KL’s Start-Up Scene: Growing Share of the Economic Pie

KL Stories
KL’s Start-Up Scene: Growing Share of the Economic Pie
July 23, 2018


KL’s start-up scene has been going from strength to strength, charting a path to a vital economic role in Malaysia.


Powered by technology and the increasing popularity of e-commerce, the start-up sector is made up of a wide variety of disruptive businesses finding creative niches which more traditional business practices had previously missed. 


At 5.8 percent, the contribution of e-commerce to the Malaysian GDP is much lower compared to in China or the United States, which are at around 21% and 35% respectively. However, the Malaysian market is growing rapidly and this proportion is expected to increase in the coming years.


A PwC consumer survey in 2016 showed that 48% of Malaysian consumers are making monthly online purchases, and these numbers combine to show clear growth potential in this area.


Globally, just the sharing economy portion of the start-up sector is expected to be a US$3.1 trillion industry by 2025, valued at US$270 billion as of 2017.


According to Malaysia Digital Economy Corporation’s (MDEC) Director for B40, Nordarzy Razak  “The sharing economy in Malaysia will be worth between US$10 to 14 billion by 2025, creating 1.2 million jobs for around 540,000 youth freelancers (aged 18 to 34 years old).”


Young and Hungry


The biggest home-grown success in the start-up sector is undoubtedly Grab, the ride-hailing service that recently bought over Uber in Southeast Asia for a 27.5 percent share in the company.    


Co-founder and CEO Anthony Tan was still in his 20s when he launched MyTeksi, and just five years later, the rebranded company known as Grab would gain a reported US$6 billion (RM25 billion) valuation.

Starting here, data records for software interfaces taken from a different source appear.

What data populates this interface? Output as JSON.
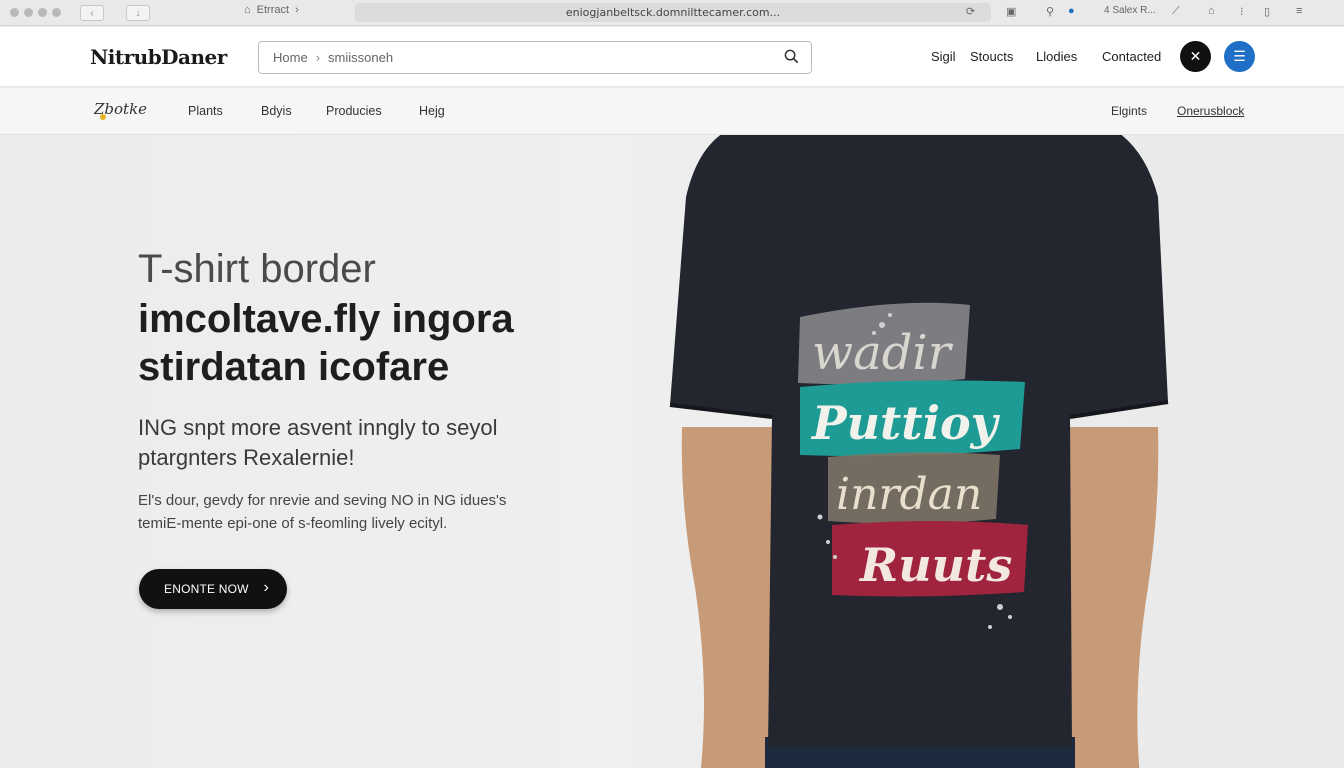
{
  "browser": {
    "crumb": "Etrract",
    "url": "eniogjanbeltsck.domnilttecamer.com...",
    "right_label": "4 Salex R..."
  },
  "header": {
    "logo": "NitrubDaner",
    "search": {
      "home": "Home",
      "query": "smiissoneh"
    },
    "nav": [
      "Sigil",
      "Stoucts",
      "Llodies",
      "Contacted"
    ]
  },
  "subnav": {
    "logo": "Zbotke",
    "items": [
      "Plants",
      "Bdyis",
      "Producies",
      "Hejg"
    ],
    "right": [
      "Elgints",
      "Onerusblock"
    ]
  },
  "hero": {
    "title_line1": "T-shirt border",
    "title_line2": "imcoltave.fly ingora",
    "title_line3": "stirdatan icofare",
    "lead_line1": "ING snpt more asvent inngly to seyol",
    "lead_line2": "ptargnters Rexalernie!",
    "body_line1": "El's dour, gevdy for nrevie and seving NO in NG idues's",
    "body_line2": "temiE-mente epi-one of s-feomling lively ecityl.",
    "cta": "ENONTE NOW"
  },
  "shirt": {
    "words": [
      "wadir",
      "Puttioy",
      "inrdan",
      "Ruuts"
    ]
  },
  "colors": {
    "shirt": "#23262f",
    "teal": "#1f9b95",
    "maroon": "#a0243e",
    "accent_blue": "#1f6fc6"
  }
}
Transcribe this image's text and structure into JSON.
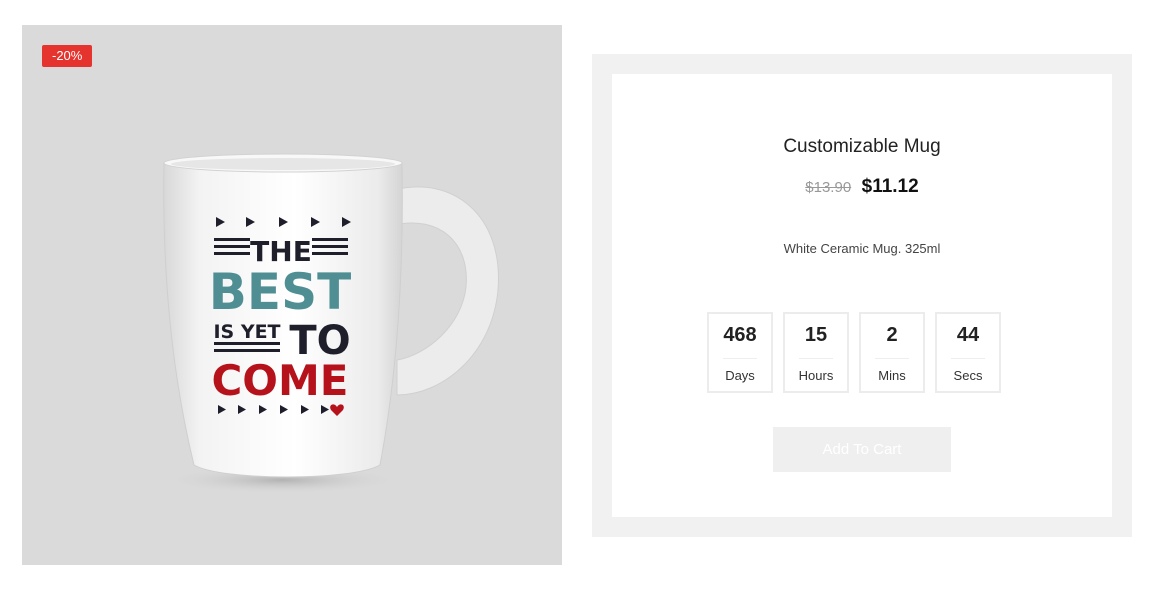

In 2017, The Edge named Grab the highest-value tech start-up in Southeast Asia after it announced that it would be raising up to US$2.5 billion from its latest round of fundraising, which included a confirmed US$2.0 billion from Japan’s Softbank and Chinese ride-hailing giant Didi Chuxing.


In this new economic model, unicorn companies ­– start-ups valued at over US$1 billion – can raise significant capital without the need to go through the traditional method of a stock market listing.  


Even for Tan himself, scion of a top business family, he struggled to explain how his idea would work.


“My family had a tough time understanding what I was trying to do and I don’t blame them,” Tan told the FT.


The youthful energy, innovation and tech savviness of the start-up ecosystem melds beautifully with Malaysia’s increasingly urban and youthful demographic who are comfortable trying new things and take the digital world as par for the course.


The institutional support for digital innovation and entrepreneurship in Malaysia is also strong with public and private initiatives such as Alliance Bank’s annual BizSmart SME Innovation Challenge and the Ministry of Finance’s Cradle Fund, one of the first investors in Grab.


For FashionValet’s Vivy Yusof, her start-up’s big break came via competing in a reality TV programme to win a RM1 million investment from MyEG, the government’s concessionaire for electronic solutions and services. 


Vivy too was in her 20s at the time, and today, Fashion Valet is one of the largest fashion sites in Southeast Asia and a pioneer multi-label online shop featuring over 400 designers and brands from the region.


Working in a more forward-looking sector like fashion, Vivy told online business portal Asian Entrepreneur that, “Meeting local brands every day and convincing them of this new idea was easy because they were excited about the new online shopping phenomenon, and with my blog following, we connected the two parties (designers and customers) together.”


But she faced familiar difficulties when looking to raise money.


“We met with a lot of VCs and financial institutions. The conservative ones did not want to take the risk and did not understand the huge potential of e-commerce in South East Asia,” Vivy recalls.


The future of the start-up economy in Malaysia is looking bright as these early successes pave the way to a growing market.


“E-commerce is constantly expanding, the potential is enormous and I think smart investors know that,” Vivy concludes.


And Malaysia’s youth look ready to participate, expand and bring more creative disruptions that have yet to be imagined.